“I am the vine:” bearing fruit in a brutal world
Tomorrow’s gospel reading is from Jesus’ “I am the vine, you are the branches” lesson. It’s a beauty, about which we evangelicals can easily be moved to misty-eyed marveling.
But read along as Lawrence Moore begins his analysis at Disclosing New Worlds:
Vines, branches, fruit and pruning – and “abiding”. This is one of those “purple passages” from John’s gospel that most of us know well. It’s a time to expound parables of grafting, pruning, getting rid of excess foliage so the grapes are plentiful and fat, about feasting and celebration … and stuff about “abiding” that hovers constantly on the edge of twee and a bit precious.
Any tendency towards twee and precious should cause us to pause. This world is a brutal, death-dealing place. Most inhabitants of this planet live below the breadline. The scale of global poverty is staggering; the magnitude of starvation is terrifyingly obscene.

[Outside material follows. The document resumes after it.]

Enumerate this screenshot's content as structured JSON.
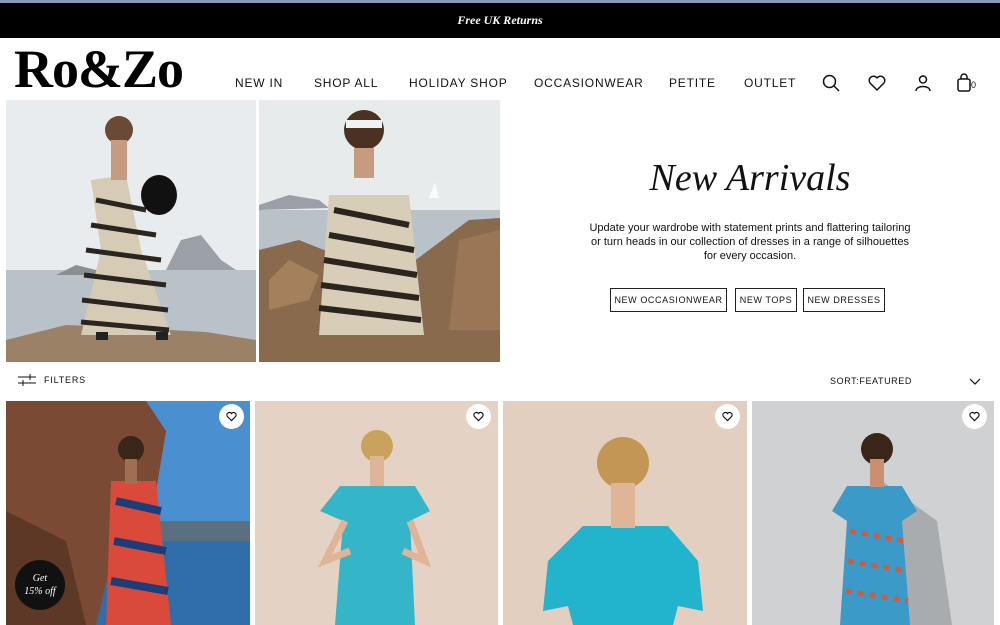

What makes the statistics significant is not simply the scale. The scale is tragic. Yet if it was inevitable and unpreventable, that is all we could call it. It is the fact that it is preventable that is significant. The world has never been globally richer, nor has it ever produced more food.
Global poverty is not an accident but a deliberate human creation. It is deliberate, not in the sense that we set out to cause starvation, but in that we build a global economy that gives those of us in the west a particular standard of living so that two thirds of the planet necessarily live in abject poverty.
And “we” – the people with the power and decision-making ability – reckon that is an acceptable cost. That is what makes the global statistics so obscene.
We in the West hold most of the world’s power. We in the West hold most of the world’s money. We could end starvation in a year. We choose to try to get more power and money instead.
We’re busy fussing over government power or gay marriage or how we’d rather give through our churches. And year after year, people die in droves. Who is responsible for this holocaust?
If I were God, I’m afraid I’d begin pruning. Maybe some other “branch,” if entrusted with the world’s riches and power, would get serious about bearing fruit.